Published and forthcoming
"Pre-Analysis Plans Help (only) when Replications are Infeasible" (new, final draft coming in early June)
with Muriel Niederle
forthcoming, Journal of Economic Perspectives
Journal of Political Economy, June 2012, 120(3): 359-397.
Intermediation Reduces Punishment (And Reward)
This paper experimentally analyzes the schooling decisions of poor households in urban Brazil. We elicit parents’ choices between monthly government transfers conditional on their adolescent child attending school and guaranteed, unconditional transfers of varying sizes. In the baseline treatment, an overwhelming majority of parents prefer conditional transfers to larger unconditional transfers. However, few parents prefer conditional payments if they are offered text-message notifications whenever their child misses school. These findings suggest important intergenerational conflicts in these schooling decisions, a lack of parental control and observability of school attendance, and an additional rationale for conditional cash transfer programs: the monitoring they provide.

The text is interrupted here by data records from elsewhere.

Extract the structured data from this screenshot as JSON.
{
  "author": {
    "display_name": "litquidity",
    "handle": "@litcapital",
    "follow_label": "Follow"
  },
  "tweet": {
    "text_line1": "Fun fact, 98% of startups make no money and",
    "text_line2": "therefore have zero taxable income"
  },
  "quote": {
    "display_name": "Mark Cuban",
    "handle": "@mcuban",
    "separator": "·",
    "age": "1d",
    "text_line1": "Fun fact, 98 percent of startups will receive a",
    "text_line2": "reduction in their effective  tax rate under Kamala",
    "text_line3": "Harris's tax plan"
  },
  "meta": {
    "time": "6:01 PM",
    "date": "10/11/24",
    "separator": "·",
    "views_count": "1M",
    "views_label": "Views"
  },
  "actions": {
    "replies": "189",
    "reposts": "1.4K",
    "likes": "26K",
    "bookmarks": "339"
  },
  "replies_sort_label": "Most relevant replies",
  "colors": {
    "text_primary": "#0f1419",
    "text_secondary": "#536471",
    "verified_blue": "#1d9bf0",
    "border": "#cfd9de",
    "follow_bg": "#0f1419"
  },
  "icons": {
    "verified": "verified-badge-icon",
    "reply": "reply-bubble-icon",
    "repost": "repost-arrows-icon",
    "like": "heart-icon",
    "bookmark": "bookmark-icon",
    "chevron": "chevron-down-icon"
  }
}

It has been well documented that information about the actions of others can affect small-stakes decisions. We show that a subtle provision of such social information can also influence a very high-stakes decision: whether to take (and keep) a job as a public school teacher. In an experiment involving thousands of admits to Teach For America (TFA), those provided with data about the high matriculation rate in the previous year are more likely to accept the job. Moreover, this effect persists into the second semester of teaching, even though one-sixth of those in the control group who initially accepted the job have left TFA by then. As expected, the effects are stronger for those more marginal in their decision to join TFA. Our results suggest that social information can have a powerful effect on high-stakes behavior and should be considered as a potential tool for policy.
with Paul Niehaus, UCSD
Preparing to submit
"The Size of the LGBT Population and the Magnitude of Anti-Gay Sentiment are Substantially Underestimated"
Revise and Resubmit, Management Science
Measuring sexual orientation, behavior, and related opinions is difficult because responses are biased towards socially acceptable answers. We test whether measurements are biased even when responses are private and anonymous and use our results to identify sexuality-related norms and how they vary. We run an experiment on 2,516 U.S. participants. Participants were randomly assigned to either a “best practices method” that was computer-based and provides privacy and anonymity, or to a “veiled elicitation method” that further conceals individual responses. Answers in the veiled method preclude inference about any particular individual, but can be used to accurately estimate statistics about the population. Comparing the two methods shows sexuality-related questions receive biased responses even under current best practices, and, for many questions, the bias is substantial. The veiled method increased self-reports of non-heterosexual identity by 65% (p<0.05) and same-sex sexual experiences by 59% (p<0.01). The veiled method also increased the rates of anti-gay sentiment. Respondents were 67% more likely to express disapproval of an openly gay manager at work (p<0.01) and 71% more likely to say it is okay to discriminate against lesbian, gay, or bisexual individuals (p<0.01).The results show non-heterosexuality and anti-gay sentiment are substantially underestimated in existing surveys, and the privacy afforded by current best practices is not always sufficient to eliminate bias. Finally, our results identify two social norms: it is perceived as socially undesirable both to be open about being gay, and to be unaccepting of gay individuals.
"A Proposal for Promoting Replication: The Case of Experimental Economics"
with Muriel Niederle
in preparation for the Journal of the Economic Science Association
"Moral Perceptions of Advised Actions"
The standard rationale for, and measure of, consultants is the information and insight they provide. We identify an additional role: Reducing the punishment faced by those they advise. Through a series of experiments, we show that selfishness is heavily punished, but that much of this punishment can be avoided by hiring a consultant to advise selfish behavior. This is true despite, by virtue of the design, the consultant is not an unbiased third party: Through a relational contract incentive, consultants are motivated to tell the principals what they want to hear. Further, the reduction in punishment is not driven by information asymmetries: Not only does the consultant not have any more information than the principal, punishment is lessened whether or not the punisher knows with certainty the principal acted selfishly, or whether she has to rely on the advise as a signal. The upshot of these results is that, across our treatments, when consultants are available, selfishness increases significantly.
"Intermediaries in Fundraising Inhibit Quality-Driven Charitable Donations"
“Expectations Do Not Determine Punishment”
Works in Progress
"Formation of Beliefs of Returns to Schooling: Experimental Evidence from the Dominican Republic and India"